- Russia P.M. Medvedev: No amnesty for political prisoners
- Michigan GOP Senate hopeful reminds government is the ‘servant’
- Christmas, by Congress: Members mull a 15-cent tax on trees
- U.S. unemployment falls to five-year low of 7 percent; 203K jobs added
- World mourns Nelson Mandela and celebrates his life; burial set for Dec. 15
- Bill O’Reilly reminds: Nelson Mandela ‘was a communist’
- John Boehner says GOP should support gay candidates: ‘I do’
- Grass-Whopper: Pan-fried cricket burgers go over big in New York City
- CDC sees measles spike and ‘failure to vaccinate’
- Ex-Secret Service agent seeking Md. seat: Everyone’s a ‘de facto criminal’ now
Independent voices from the The Washington Times Communities
Topic - Hamid Karzai
The number of U.S. battlefield fatalities in Afghanistan exceeded the rate at which troop strength surged in 2009 and 2010, prompting national security analysts to assert that coinciding stricter rules of engagement led to more deaths.
Diplomats vexed over Afghanistan's future applied new pressure on the war-torn nation's leaders Tuesday to agree to allow thousands of foreign troops to remain there beyond next year or risk being left with no international military force assistance.
Iran's foreign ministry told Afghanistan on Tuesday to refrain from signing any security pact with the United States that would allow for American forces to stay in the country for the next 10 years.
The U.S. ambassador in Afghanistan is prodding President Hamid Karzai to sign an agreement to allow U.S. troops to remain in the nation after 2014.
Sen. Dianne Feinstein had strong words Sunday for Afghanistan's president for refusing to sign an agreement governing the future of the presence of American troops in his country.
NATO announced Friday it would kick off an investigation of an airstrike that killed a child and injured two women in Afghanistan, leading an angry President Hamid Karzai to threaten the United States with a halt to all security talks.
A president has to be a resolute officer of his administration. If he isn't, he fails. When everybody gets his number, the new reality makes everybody miserable. That goes double when other presidents, prime ministers and despots get it.
It appears that President Hamid Karzai of Afghanistan is acting up again. As if President Obama does not have enough on his hands with Healthcare.gov and hot spots spreading around the globe, he now has Karzai, the Importunate.
President Obama has decided to maintain U.S. military bases and conduct counterterrorism operations in Afghanistan after bringing the longest war in America's history there to an end next year. His decision, though, centered on keeping a substantial residual military force, risks locking the United States in a never-ending, low-intensity war in that lawless, rugged country post-2014, including continued cross-border drone strikes on targets in Pakistan.

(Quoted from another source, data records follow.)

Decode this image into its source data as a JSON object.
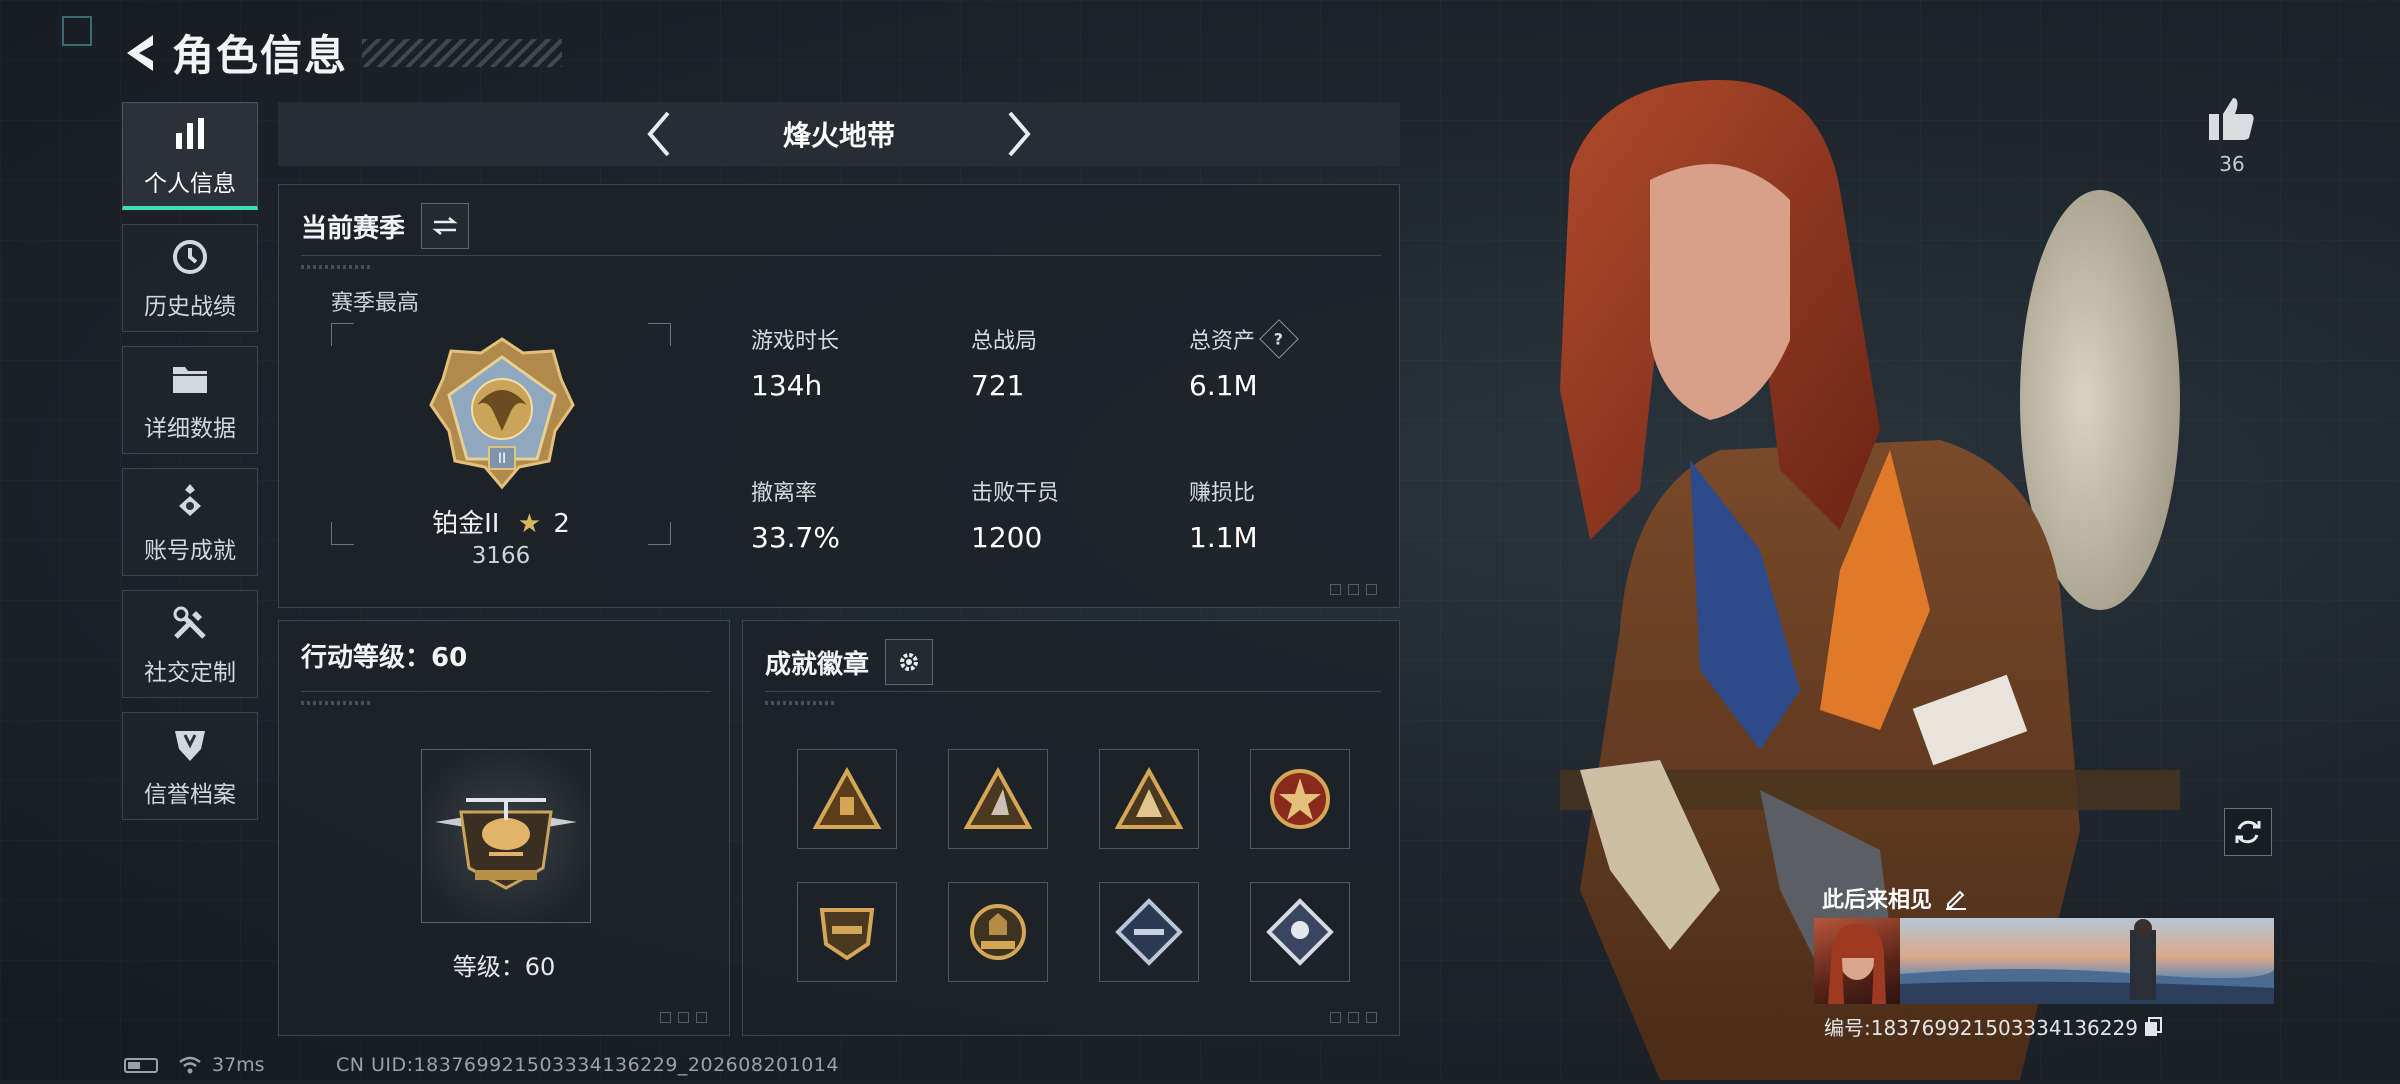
{
  "header": {
    "title": "角色信息"
  },
  "sidebar": {
    "items": [
      {
        "label": "个人信息",
        "icon": "bar-chart-icon",
        "active": true
      },
      {
        "label": "历史战绩",
        "icon": "history-clock-icon"
      },
      {
        "label": "详细数据",
        "icon": "folder-icon"
      },
      {
        "label": "账号成就",
        "icon": "achievement-emblem-icon"
      },
      {
        "label": "社交定制",
        "icon": "tools-icon"
      },
      {
        "label": "信誉档案",
        "icon": "credit-shield-icon"
      }
    ]
  },
  "mode": {
    "title": "烽火地带"
  },
  "season": {
    "title": "当前赛季",
    "best_label": "赛季最高",
    "rank_name": "铂金II",
    "rank_stars": "2",
    "rank_score": "3166",
    "stats": [
      {
        "label": "游戏时长",
        "value": "134h"
      },
      {
        "label": "总战局",
        "value": "721"
      },
      {
        "label": "总资产",
        "value": "6.1M",
        "help": "?"
      },
      {
        "label": "撤离率",
        "value": "33.7%"
      },
      {
        "label": "击败干员",
        "value": "1200"
      },
      {
        "label": "赚损比",
        "value": "1.1M"
      }
    ]
  },
  "action_level": {
    "title": "行动等级：60",
    "level_text": "等级：60"
  },
  "badges": {
    "title": "成就徽章"
  },
  "profile": {
    "likes": "36",
    "card_name": "此后来相见",
    "id_text": "编号:18376992150333413622​9"
  },
  "status": {
    "ping": "37ms",
    "uid": "CN UID:18376992150333413622​9_202608201014"
  },
  "colors": {
    "accent": "#3fe0b0",
    "gold": "#c9a45a"
  }
}
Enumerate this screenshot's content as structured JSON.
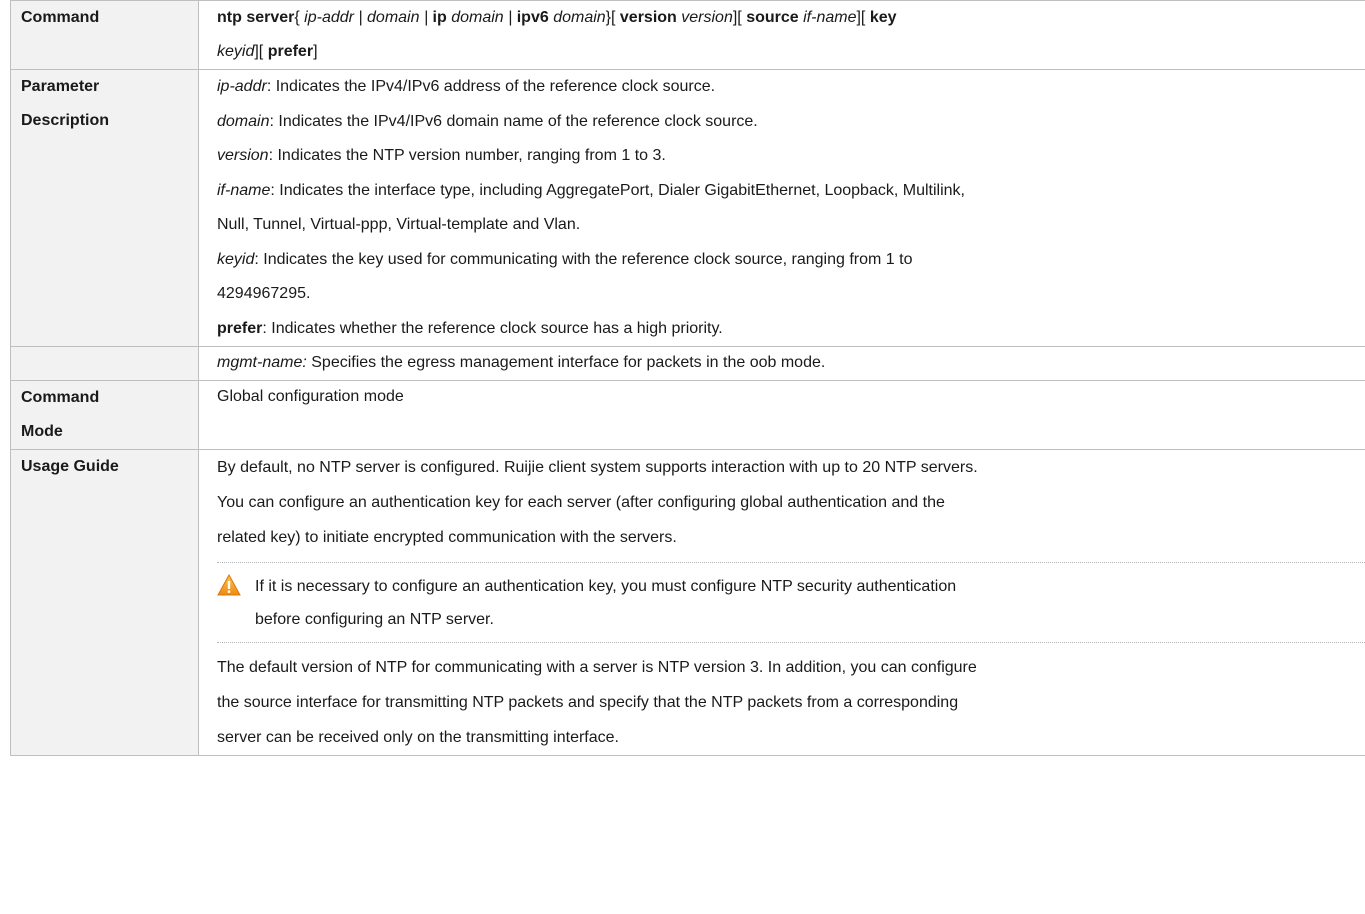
{
  "labels": {
    "command": "Command",
    "param_1": "Parameter",
    "param_2": "Description",
    "mode_1": "Command",
    "mode_2": "Mode",
    "usage": "Usage Guide"
  },
  "syntax": {
    "s1": "ntp server",
    "s2": "{ ",
    "s3": "ip-addr | domain | ",
    "s4": "ip",
    "s5": " domain | ",
    "s6": "ipv6",
    "s7": " domain",
    "s8": "}[ ",
    "s9": "version",
    "s10": " version",
    "s11": "][ ",
    "s12": "source",
    "s13": " if-name",
    "s14": "][ ",
    "s15": "key",
    "s16": "keyid",
    "s17": "][ ",
    "s18": "prefer",
    "s19": "]"
  },
  "params": {
    "ip_term": "ip-addr",
    "ip_desc": ": Indicates the IPv4/IPv6 address of the reference clock source.",
    "domain_term": "domain",
    "domain_desc": ": Indicates the IPv4/IPv6 domain name of the reference clock source.",
    "version_term": "version",
    "version_desc": ": Indicates the NTP version number, ranging from 1 to 3.",
    "ifname_term": "if-name",
    "ifname_desc1": ": Indicates the interface type, including AggregatePort, Dialer GigabitEthernet, Loopback, Multilink,",
    "ifname_desc2": "Null, Tunnel, Virtual-ppp, Virtual-template and Vlan.",
    "keyid_term": "keyid",
    "keyid_desc1": ": Indicates the key used for communicating with the reference clock source, ranging from 1 to",
    "keyid_desc2": "4294967295.",
    "prefer_term": "prefer",
    "prefer_desc": ": Indicates whether the reference clock source has a high priority.",
    "mgmt_term": "mgmt-name:",
    "mgmt_desc": " Specifies the egress management interface for packets in the oob mode."
  },
  "mode": {
    "value": "Global configuration mode"
  },
  "usage": {
    "p1_l1": "By default, no NTP server is configured. Ruijie client system supports interaction with up to 20 NTP servers.",
    "p1_l2": "You can configure an authentication key for each server (after configuring global authentication and the",
    "p1_l3": "related key) to initiate encrypted communication with the servers.",
    "warn_l1": "If it is necessary to configure an authentication key, you must configure NTP security authentication",
    "warn_l2": "before configuring an NTP server.",
    "p2_l1": "The default version of NTP for communicating with a server is NTP version 3. In addition, you can configure",
    "p2_l2": "the source interface for transmitting NTP packets and specify that the NTP packets from a corresponding",
    "p2_l3": "server can be received only on the transmitting interface."
  },
  "colors": {
    "label_bg": "#f2f2f2",
    "border": "#bfbfbf",
    "warning_icon": "#f5a623"
  },
  "icons": {
    "warning": "warning-triangle-icon"
  }
}
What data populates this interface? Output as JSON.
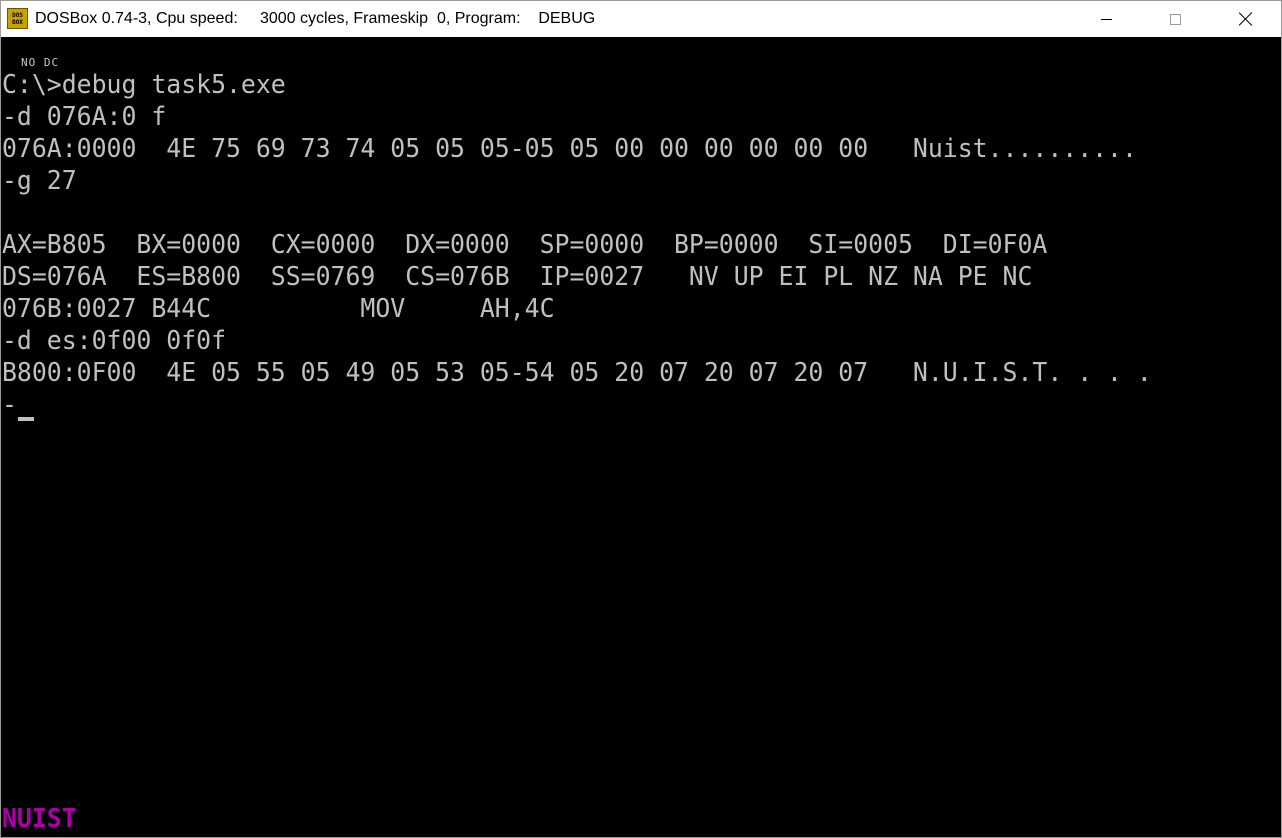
{
  "window": {
    "title": "DOSBox 0.74-3, Cpu speed:     3000 cycles, Frameskip  0, Program:    DEBUG",
    "icon_line1": "DOS",
    "icon_line2": "BOX",
    "icon": "dosbox-app-icon"
  },
  "controls": {
    "minimize_icon": "minimize-icon",
    "maximize_icon": "maximize-icon",
    "close_icon": "close-icon"
  },
  "terminal": {
    "indicator": "NO DC",
    "lines": [
      "C:\\>debug task5.exe",
      "-d 076A:0 f",
      "076A:0000  4E 75 69 73 74 05 05 05-05 05 00 00 00 00 00 00   Nuist..........",
      "-g 27",
      "",
      "AX=B805  BX=0000  CX=0000  DX=0000  SP=0000  BP=0000  SI=0005  DI=0F0A",
      "DS=076A  ES=B800  SS=0769  CS=076B  IP=0027   NV UP EI PL NZ NA PE NC",
      "076B:0027 B44C          MOV     AH,4C",
      "-d es:0f00 0f0f",
      "B800:0F00  4E 05 55 05 49 05 53 05-54 05 20 07 20 07 20 07   N.U.I.S.T. . . .",
      "-"
    ],
    "screen_output": "NUIST",
    "colors": {
      "background": "#000000",
      "text": "#c0c0c0",
      "output_magenta": "#aa00aa"
    }
  }
}
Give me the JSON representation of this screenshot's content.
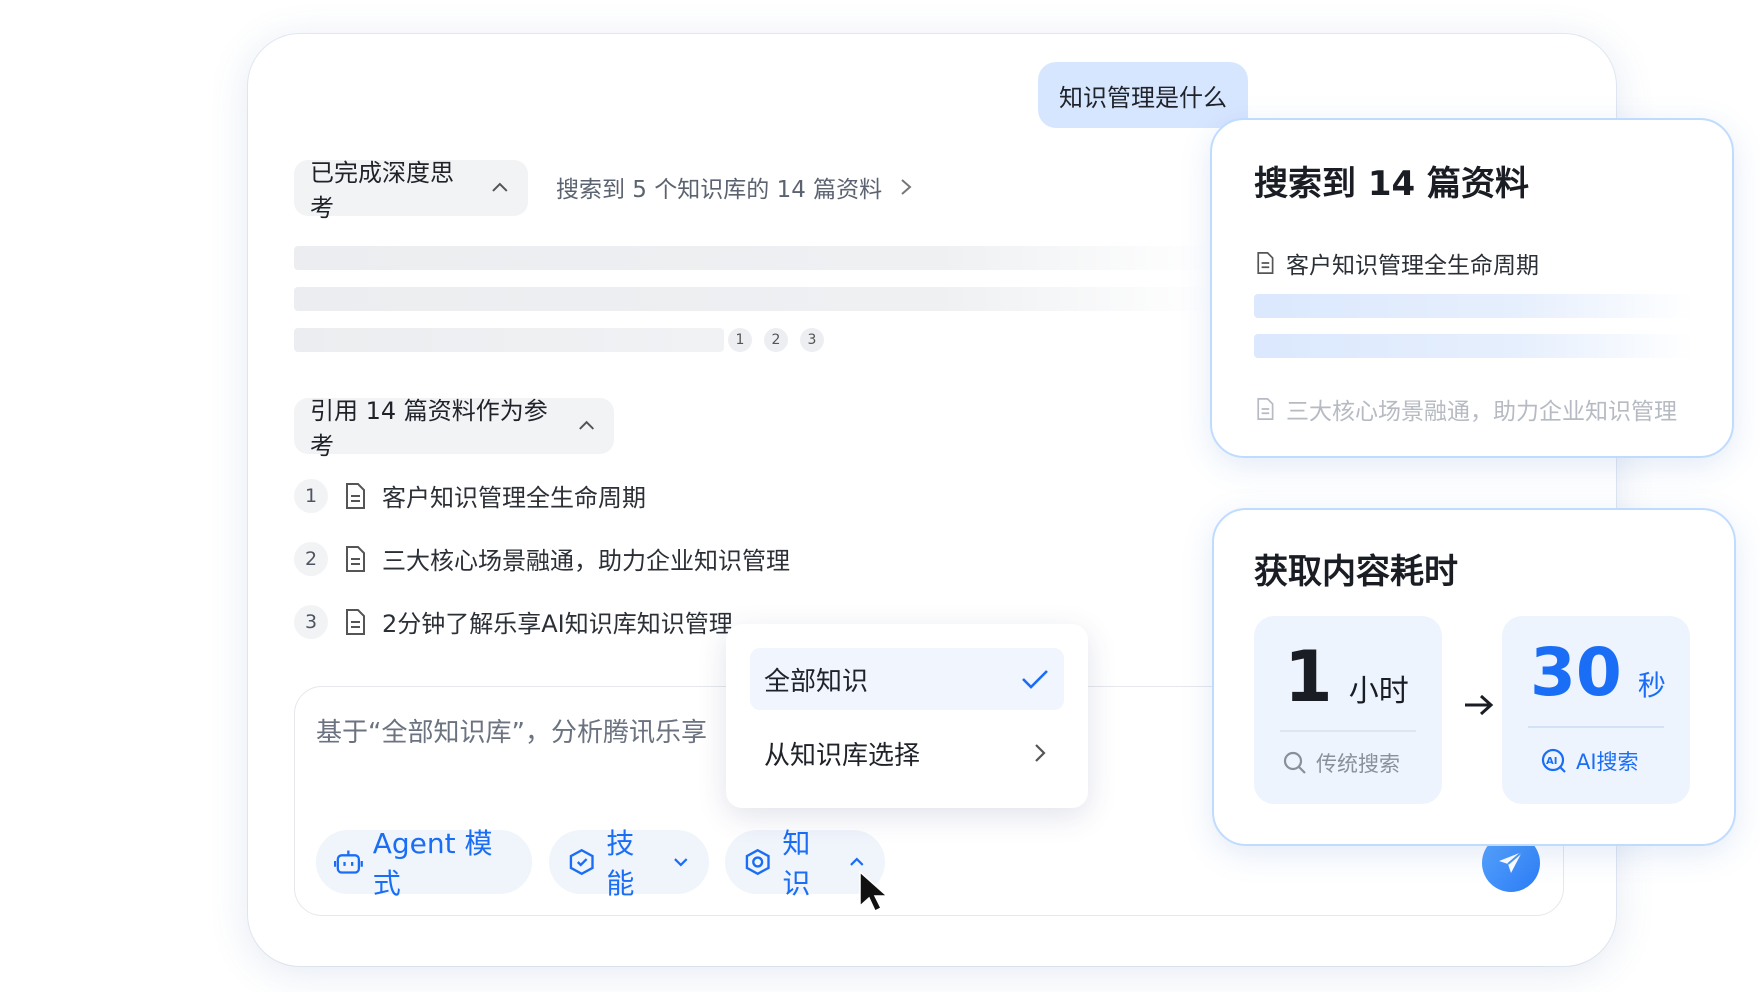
{
  "user_message": "知识管理是什么",
  "thinking": {
    "label": "已完成深度思考",
    "search_summary": "搜索到 5 个知识库的 14 篇资料",
    "citations": [
      "1",
      "2",
      "3"
    ]
  },
  "references": {
    "label": "引用 14 篇资料作为参考",
    "items": [
      {
        "index": "1",
        "title": "客户知识管理全生命周期"
      },
      {
        "index": "2",
        "title": "三大核心场景融通，助力企业知识管理"
      },
      {
        "index": "3",
        "title": "2分钟了解乐享AI知识库知识管理"
      }
    ]
  },
  "input": {
    "placeholder": "基于“全部知识库”，分析腾讯乐享"
  },
  "toolbar": {
    "agent_label": "Agent 模式",
    "skill_label": "技能",
    "knowledge_label": "知识"
  },
  "dropdown": {
    "items": [
      {
        "label": "全部知识",
        "selected": true
      },
      {
        "label": "从知识库选择",
        "selected": false
      }
    ]
  },
  "search_card": {
    "title": "搜索到 14 篇资料",
    "doc_primary": "客户知识管理全生命周期",
    "doc_secondary": "三大核心场景融通，助力企业知识管理"
  },
  "time_card": {
    "title": "获取内容耗时",
    "traditional": {
      "value": "1",
      "unit": "小时",
      "label": "传统搜索"
    },
    "ai": {
      "value": "30",
      "unit": "秒",
      "label": "AI搜索"
    }
  },
  "colors": {
    "accent": "#1a6ef5",
    "user_bubble": "#d7e6ff",
    "card_border": "#bfdcff"
  }
}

The new U.S.-Afghanistan security agreement adds restrictions on already bureaucratic rules of engagement for American troops by making Afghan dwellings virtual safe havens for the enemy, combat veterans say.
The White House issued President Hamid Karzai an ultimatum Monday night, telling him that all U.S. troops will exit Afghanistan in 2014 if he doesn’t sign on to the newly drawn security pact.
Susan E. Rice, the White House national security adviser, met with Afghan President Hamid Karzai on Monday in Kabul, while the Pentagon urged the leader to change his mind and sign a security pact that would allow thousands of American troops to stay in the country beyond a 2014 withdrawal deadline.
Afghanistan's president said on Sunday he will not sign a security deal with the United States until next April's elections, ignoring a recommendation by an assembly of Afghan elders and leaders that he do so by the end of 2013.
President Barack Obama has written a letter to Afghan President Hamid Karzai, saying the U.S. will continue to respect "Afghan sovereignty" under a new security agreement.
Afghanistan's president said he backs a security deal with the United States but told a gathering of elders on Thursday that if they and parliament approve the agreement it should be signed after next spring's elections.
He has said it is a decision that should be left to his successor after Afghan presidential elections next April.
In a terse statement from his office, Mr. Karzai said negotiations with the U.S. on what American and coalition security forces will remain in the country after 2014 have been put on hold.